Trump’s tweets are not just testing or questioning the structural integrity of the most important geo strategic partnership of the geo political west. It will make countries which are dependent on America as a vital strategic partner to rethink or even recalibrate their own alignments. American policy analysts were equally shocked with the President’s comments. 
Already many allies are feeling uneasy with American commitments especially in strategic settings. A depleted and a hollowed out US State department is struggling to convince friends, partners and allies of solid American commitments yet when the president suddenly unleashes a scathing attack on its ultimate friend and ally harms the United States and its global standing.
Japan unveiled its Defence white paper a few months ago and Australia unveiled its much awaited and hyped Foreign Policy white paper two weeks ago. Both these countries represent the Geo political west and are the lead States including India as the Bulwark resisting fledging Chinese influence in the Indo-Pacific Oceans. Reading both white papers it is quite clear that their relationships and partnerships with the United States are central and critical to achieve strategic objectives hence become core components of any foreign or security policy. The architects of these white papers may feel terribly uneasy with Trumps onslaught on Theresa May.
There is a lesson to be learnt for Sri Lanka, the 21st Century global political complexity makes it clear that even small States cannot afford to be looking at the world from the vantage point of 20th Century mentality. Recently in a forum of Professional Bankers, the writer was asked about the geo political importance of Sri Lanka maintaining its Non Aligned policy. 
The Writer was on the view that the moment Sri Lanka attempts to be Non-Aligned amidst an unravelling power contest in the Indian Ocean, we would be subjected or forced to take a side, and our foreign policy should evolve into that of total engagement not defensive escapism. 
We cannot escape what is coming we need to intelligently engage with all powers and be the lead space of interaction. We should not take the unnecessary risk of trying to balance external powers instead we could take the calculated risk of managing the competition to advance our own interests. Special relationships are susceptible to end as Shakespearean tragedies; Sri Lanka can do 
without them.
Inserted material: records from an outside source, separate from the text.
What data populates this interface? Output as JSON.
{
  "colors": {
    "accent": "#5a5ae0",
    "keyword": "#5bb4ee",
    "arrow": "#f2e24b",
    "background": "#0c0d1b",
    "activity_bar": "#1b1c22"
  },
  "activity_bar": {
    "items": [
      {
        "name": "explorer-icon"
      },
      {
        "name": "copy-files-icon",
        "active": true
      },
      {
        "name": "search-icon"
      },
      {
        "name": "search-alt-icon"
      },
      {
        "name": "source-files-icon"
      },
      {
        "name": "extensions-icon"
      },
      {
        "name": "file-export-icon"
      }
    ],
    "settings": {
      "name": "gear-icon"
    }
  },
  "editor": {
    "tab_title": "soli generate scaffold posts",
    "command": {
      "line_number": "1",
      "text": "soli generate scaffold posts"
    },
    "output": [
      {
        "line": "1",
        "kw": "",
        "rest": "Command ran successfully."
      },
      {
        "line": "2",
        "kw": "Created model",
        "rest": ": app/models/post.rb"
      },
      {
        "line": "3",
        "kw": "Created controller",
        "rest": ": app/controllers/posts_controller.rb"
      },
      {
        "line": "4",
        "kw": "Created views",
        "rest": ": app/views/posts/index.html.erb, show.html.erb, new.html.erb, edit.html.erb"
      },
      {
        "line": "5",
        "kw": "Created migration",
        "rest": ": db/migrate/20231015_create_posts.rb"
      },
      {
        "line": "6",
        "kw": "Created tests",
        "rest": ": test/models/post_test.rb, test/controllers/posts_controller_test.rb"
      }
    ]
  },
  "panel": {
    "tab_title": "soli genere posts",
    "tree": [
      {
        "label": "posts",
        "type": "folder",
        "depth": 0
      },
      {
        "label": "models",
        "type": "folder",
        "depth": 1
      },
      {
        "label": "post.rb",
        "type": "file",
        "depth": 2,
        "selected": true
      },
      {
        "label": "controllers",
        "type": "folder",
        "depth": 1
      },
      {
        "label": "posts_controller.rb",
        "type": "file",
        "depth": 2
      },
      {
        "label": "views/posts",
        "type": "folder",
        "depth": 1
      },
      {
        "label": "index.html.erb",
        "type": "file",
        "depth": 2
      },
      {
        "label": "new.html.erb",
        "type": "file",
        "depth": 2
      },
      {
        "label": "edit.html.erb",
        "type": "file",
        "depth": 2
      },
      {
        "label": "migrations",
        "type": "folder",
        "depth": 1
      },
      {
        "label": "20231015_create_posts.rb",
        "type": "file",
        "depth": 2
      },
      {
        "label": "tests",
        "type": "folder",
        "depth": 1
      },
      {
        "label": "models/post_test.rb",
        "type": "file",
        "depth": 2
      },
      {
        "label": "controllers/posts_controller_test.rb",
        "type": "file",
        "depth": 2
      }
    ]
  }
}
The writer is the Director, Bandaranaike Centre for International Studies (BCIS)


  Comments - 0

Add comment

Comments will be edited (grammar, spelling and slang) and authorized at the discretion of Daily Mirror online. The website also has the right not to publish selected comments.
Name is required

Email is required
Comment cannot be empty